Monday, March 05, 2007

Charmed Heart

Too often, we hear about climbers who are lost as they try to reach the top of a mountain somewhere. Here's a story where a climber not only found the summit, but also is living out a dream.

Last week, this AP story reported that Kelly Perkins and her husband Craig, recently scaled a peak in the Andes mountains. Her other conquests include the Matterhorn, Mount Fuji and Mount Kilimanjaro. What's so unusual about these feats? She did it with another person's heart beating in her chest.
Perkins grew up around Lake Tahoe, Calif., acquiring a love for the outdoors that led to annual backpacking trips with friends. Her zeal for mountain trekking and climbing only increased after her transplant on Nov. 20, 1995. Any fears about stressing her new heart were overwhelmed by a desire to rebuild her strength.

Some 3 1/2 years earlier, she had been diagnosed with cardiomyopathy — a disease in which heart muscle becomes inflamed — which doctors blamed on a virus. For more than three years, she and her husband shuttled in and out of hospitals seeking a donor heart.
I was also able to find their website simply titled The site shares the stories about their climbs and has amazing pictures, like the one above. Let tell you, this is very inspirational stuff.
The Andes adventure was all free climbing, using ropes and protective gear only for safety's sake as she moved up the rock under her own power, using only hands and feet to find natural holds in the crevices of the rock.

She dubbed the route the "Charmed Heart" as she led her team up one of several unnamed peaks in the remote Cajon de Arenales region near Argentina's border with Chile, more than 650 miles west of Buenos Aires.

Craig Perkins, who has given his wife a gold charm for every major mountain climbed since her transplant, gave her another atop the "Charmed Heart" route — this one of a woman mountaineer leaping for a peak and grabbing it by one hand. A tiny sparkling ruby represents her heart.
Thanks Kelly and Craig for sharing your story. I know a lot of my patients and friends who will love to hear your story. Keep climbing as many mountains as you can! I'm glad that you didn't let anyone or anything get in the way of your dream.

Friday, March 02, 2007

What flu epidemic?

"Hey Doc, how's that flu thing going on this time of year," a patient asked me this week. "I mean, you practically made me get a flu shot last fall," he continued in a joking manner. I smiled (kind of).

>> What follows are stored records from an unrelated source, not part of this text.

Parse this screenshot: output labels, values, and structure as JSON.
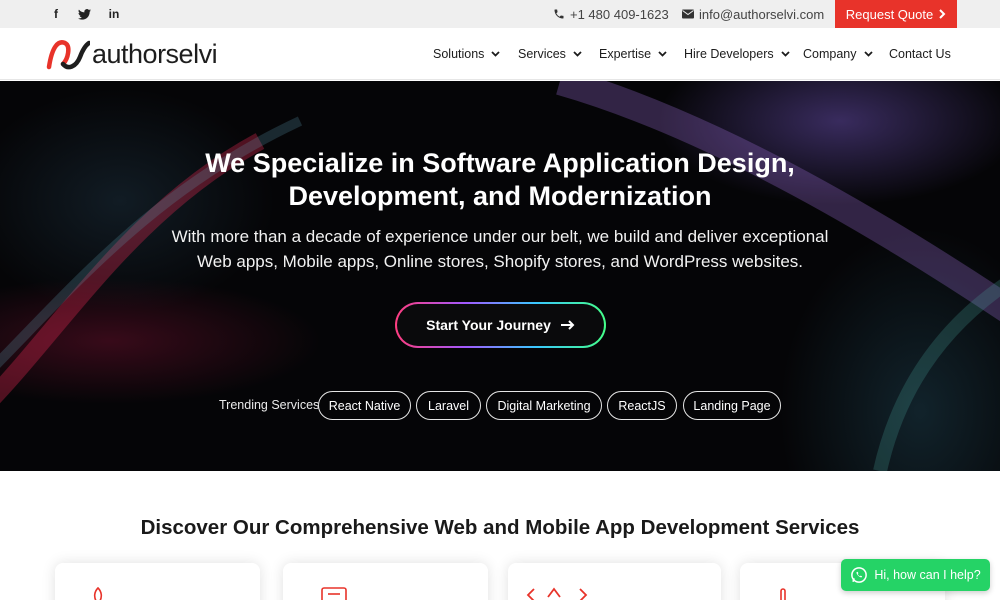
{
  "topbar": {
    "social": [
      {
        "name": "facebook-icon",
        "glyph": "f"
      },
      {
        "name": "twitter-icon",
        "glyph": "t"
      },
      {
        "name": "linkedin-icon",
        "glyph": "in"
      }
    ],
    "phone": "+1 480 409-1623",
    "email": "info@authorselvi.com",
    "quote_label": "Request Quote"
  },
  "brand": {
    "logo_text": "authorselvi",
    "accent": "#e8332a"
  },
  "nav": {
    "items": [
      {
        "label": "Solutions"
      },
      {
        "label": "Services"
      },
      {
        "label": "Expertise"
      },
      {
        "label": "Hire Developers"
      },
      {
        "label": "Company"
      },
      {
        "label": "Contact Us"
      }
    ]
  },
  "hero": {
    "title_line1": "We Specialize in Software Application Design,",
    "title_line2": "Development, and Modernization",
    "subtitle_line1": "With more than a decade of experience under our belt, we build and deliver exceptional",
    "subtitle_line2": "Web apps, Mobile apps, Online stores, Shopify stores, and WordPress websites.",
    "cta_label": "Start Your Journey",
    "trending_label": "Trending Services",
    "trending": [
      "React Native",
      "Laravel",
      "Digital Marketing",
      "ReactJS",
      "Landing Page"
    ]
  },
  "services": {
    "title": "Discover Our Comprehensive Web and Mobile App Development Services"
  },
  "whatsapp": {
    "label": "Hi, how can I help?",
    "color": "#25d366"
  }
}
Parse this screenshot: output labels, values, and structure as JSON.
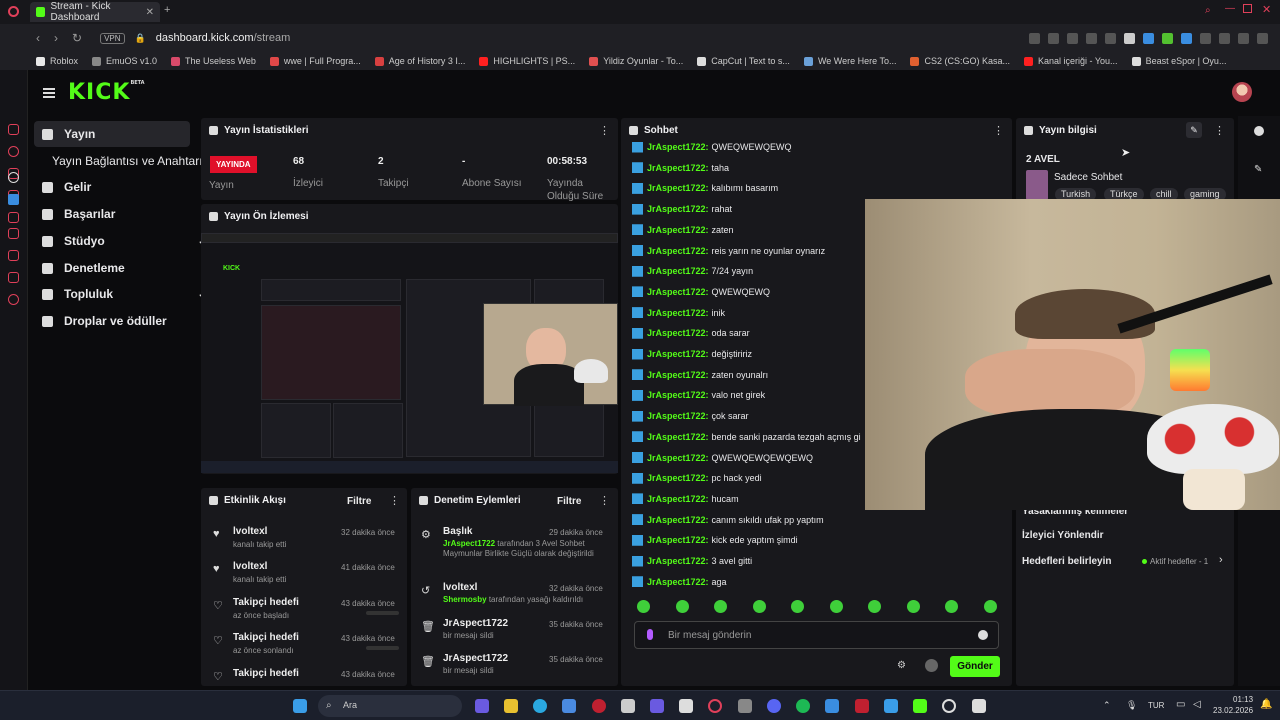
{
  "browser": {
    "tab_title": "Stream - Kick Dashboard",
    "url_host": "dashboard.kick.com",
    "url_path": "/stream",
    "vpn": "VPN",
    "bookmarks": [
      {
        "label": "Roblox",
        "color": "#e8e8e8"
      },
      {
        "label": "EmuOS v1.0",
        "color": "#888888"
      },
      {
        "label": "The Useless Web",
        "color": "#d84a6a"
      },
      {
        "label": "wwe | Full Progra...",
        "color": "#e04848"
      },
      {
        "label": "Age of History 3 I...",
        "color": "#d84040"
      },
      {
        "label": "HIGHLIGHTS | PS...",
        "color": "#ff2020"
      },
      {
        "label": "Yildiz Oyunlar - To...",
        "color": "#e05050"
      },
      {
        "label": "CapCut | Text to s...",
        "color": "#dddddd"
      },
      {
        "label": "We Were Here To...",
        "color": "#6aa0d8"
      },
      {
        "label": "CS2 (CS:GO) Kasa...",
        "color": "#e06030"
      },
      {
        "label": "Kanal içeriği - You...",
        "color": "#ff2020"
      },
      {
        "label": "Beast eSpor | Oyu...",
        "color": "#dddddd"
      }
    ]
  },
  "kick": {
    "logo": "KICK",
    "beta": "BETA"
  },
  "sidebar": {
    "items": [
      {
        "label": "Yayın"
      },
      {
        "label": "Yayın Bağlantısı ve Anahtarı"
      },
      {
        "label": "Gelir"
      },
      {
        "label": "Başarılar"
      },
      {
        "label": "Stüdyo"
      },
      {
        "label": "Denetleme"
      },
      {
        "label": "Topluluk"
      },
      {
        "label": "Droplar ve ödüller"
      }
    ]
  },
  "stats": {
    "title": "Yayın İstatistikleri",
    "live_badge": "YAYINDA",
    "live_label": "Yayın",
    "viewers": "68",
    "viewers_label": "İzleyici",
    "followers": "2",
    "followers_label": "Takipçi",
    "subs": "-",
    "subs_label": "Abone Sayısı",
    "uptime": "00:58:53",
    "uptime_label": "Yayında Olduğu Süre"
  },
  "preview": {
    "title": "Yayın Ön İzlemesi"
  },
  "activity": {
    "title": "Etkinlik Akışı",
    "filter": "Filtre",
    "rows": [
      {
        "title": "lvoltexl",
        "sub": "kanalı takip etti",
        "time": "32 dakika önce",
        "icon": "♥"
      },
      {
        "title": "lvoltexl",
        "sub": "kanalı takip etti",
        "time": "41 dakika önce",
        "icon": "♥"
      },
      {
        "title": "Takipçi hedefi",
        "sub": "az önce başladı",
        "time": "43 dakika önce",
        "icon": "♡"
      },
      {
        "title": "Takipçi hedefi",
        "sub": "az önce sonlandı",
        "time": "43 dakika önce",
        "icon": "♡"
      },
      {
        "title": "Takipçi hedefi",
        "sub": "",
        "time": "43 dakika önce",
        "icon": "♡"
      }
    ]
  },
  "moderation": {
    "title": "Denetim Eylemleri",
    "filter": "Filtre",
    "rows": [
      {
        "title": "Başlık",
        "actor": "JrAspect1722",
        "text": "tarafından 3 Avel Sohbet Maymunlar Birlikte Güçlü olarak değiştirildi",
        "time": "29 dakika önce",
        "icon": "⚙"
      },
      {
        "title": "lvoltexl",
        "actor": "Shermosby",
        "text": "tarafından yasağı kaldırıldı",
        "time": "32 dakika önce",
        "icon": "↺"
      },
      {
        "title": "JrAspect1722",
        "actor": "",
        "text": "bir mesajı sildi",
        "time": "35 dakika önce",
        "icon": "🗑"
      },
      {
        "title": "JrAspect1722",
        "actor": "",
        "text": "bir mesajı sildi",
        "time": "35 dakika önce",
        "icon": "🗑"
      }
    ]
  },
  "chat": {
    "title": "Sohbet",
    "messages": [
      {
        "user": "JrAspect1722:",
        "text": "QWEQWEWQEWQ"
      },
      {
        "user": "JrAspect1722:",
        "text": "taha"
      },
      {
        "user": "JrAspect1722:",
        "text": "kalıbımı basarım"
      },
      {
        "user": "JrAspect1722:",
        "text": "rahat"
      },
      {
        "user": "JrAspect1722:",
        "text": "zaten"
      },
      {
        "user": "JrAspect1722:",
        "text": "reis yarın ne oyunlar oynarız"
      },
      {
        "user": "JrAspect1722:",
        "text": "7/24 yayın"
      },
      {
        "user": "JrAspect1722:",
        "text": "QWEWQEWQ"
      },
      {
        "user": "JrAspect1722:",
        "text": "inik"
      },
      {
        "user": "JrAspect1722:",
        "text": "oda sarar"
      },
      {
        "user": "JrAspect1722:",
        "text": "değiştiririz"
      },
      {
        "user": "JrAspect1722:",
        "text": "zaten oyunalrı"
      },
      {
        "user": "JrAspect1722:",
        "text": "valo net girek"
      },
      {
        "user": "JrAspect1722:",
        "text": "çok sarar"
      },
      {
        "user": "JrAspect1722:",
        "text": "bende sanki pazarda tezgah açmış gi"
      },
      {
        "user": "JrAspect1722:",
        "text": "QWEWQEWQEWQEWQ"
      },
      {
        "user": "JrAspect1722:",
        "text": "pc hack yedi"
      },
      {
        "user": "JrAspect1722:",
        "text": "hucam"
      },
      {
        "user": "JrAspect1722:",
        "text": "canım sıkıldı ufak pp yaptım"
      },
      {
        "user": "JrAspect1722:",
        "text": "kick ede yaptım şimdi"
      },
      {
        "user": "JrAspect1722:",
        "text": "3 avel gitti"
      },
      {
        "user": "JrAspect1722:",
        "text": "aga"
      }
    ],
    "input_placeholder": "Bir mesaj gönderin",
    "send_label": "Gönder"
  },
  "info": {
    "title": "Yayın bilgisi",
    "stream_title": "2 AVEL",
    "category": "Sadece Sohbet",
    "tags": [
      "Turkish",
      "Türkçe",
      "chill",
      "gaming"
    ],
    "row_banned": "Yasaklanmış kelimeler",
    "row_redirect": "İzleyici Yönlendir",
    "row_goals": "Hedefleri belirleyin",
    "goals_status": "Aktif hedefler - 1"
  },
  "taskbar": {
    "search": "Ara",
    "lang": "TUR",
    "time": "01:13",
    "date": "23.02.2026"
  },
  "colors": {
    "accent": "#53fc18",
    "live": "#e0102a",
    "panel": "#18181c"
  }
}
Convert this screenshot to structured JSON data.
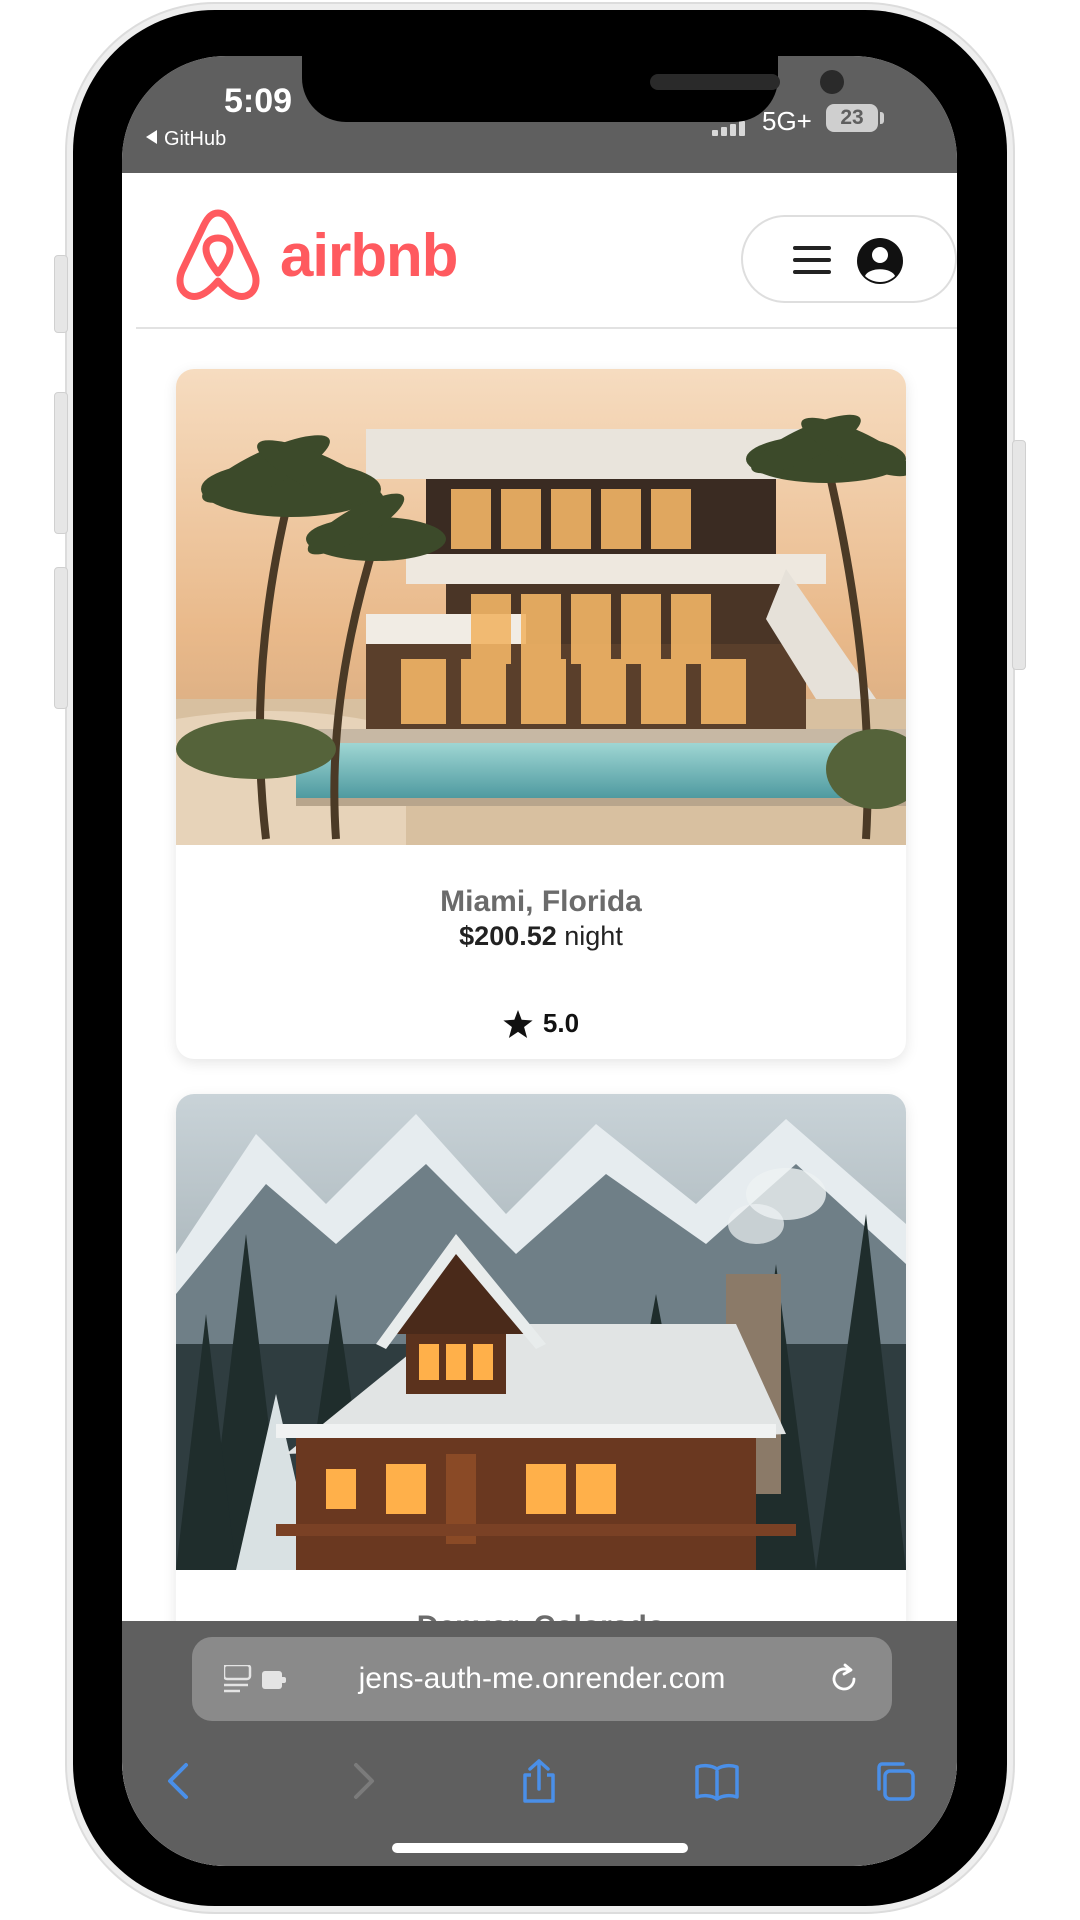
{
  "colors": {
    "brand": "#ff5a5f",
    "safari_chrome": "#5f5f5f",
    "safari_accent": "#4a8fe8"
  },
  "status_bar": {
    "time": "5:09",
    "back_app": "GitHub",
    "network": "5G+",
    "battery": "23"
  },
  "header": {
    "brand_name": "airbnb",
    "logo_icon": "airbnb-belo-icon",
    "menu_icon": "hamburger-icon",
    "profile_icon": "user-circle-icon"
  },
  "listings": [
    {
      "city": "Miami, Florida",
      "price": "$200.52",
      "price_unit": "night",
      "rating": "5.0",
      "rating_icon": "star-icon",
      "photo": "modern-beach-villa-with-pool"
    },
    {
      "city": "Denver, Colorado",
      "photo": "snowy-mountain-log-cabin"
    }
  ],
  "browser": {
    "url": "jens-auth-me.onrender.com",
    "reader_icon": "reader-extension-icon",
    "reload_icon": "reload-icon",
    "nav_icons": [
      "back-icon",
      "forward-icon",
      "share-icon",
      "bookmarks-icon",
      "tabs-icon"
    ]
  }
}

The press really hasn't said anything about the human flu season. There are countless stories about bird flu, like, how it's in other parts of the world, or, how the United States is no way near ready for a bird flu pandemic.

So, being curious, I checked out the CDC (human) flu website. In case you didn't know, they have a week by week report during the flu season. And, I was surprised from their latest data which is from the week of February 17.

From a epidemiology standpoint, stating there is an "epidemic" occurring is misleading (but makes for a great post title). A small map is above, and in the nation's midsection, where the color is red, there is "widespread" influenza occurring. Here is the summary from the CDC flu website:
During week 7 (February 11 - February 17, 2007), influenza activity continued to increase in the United States... Twenty-four states reported widespread influenza activity; 14 states and New York City reported regional influenza activity; 10 states and the District of Columbia reported local influenza activity; and two states reported sporadic influenza activity. The reporting of widespread or regional influenza activity increased from 33 states for week 6 to 38 states for week 7. The percent of deaths due to pneumonia and influenza remained below baseline level.
The last sentence above is probably why there has been no press coverage on this story, yet. My state is in the "local activity" category, but almost surrounded by the widespread states. So, we'll have to see what happens.

My prediction is that when and if the "weather" story starts to be less newsworthy, then the press will start to pick up on the "widespread flu" story. By the way, as I tell all my patients, it's never too late to get that flu shot. That is, if you can still find one in March.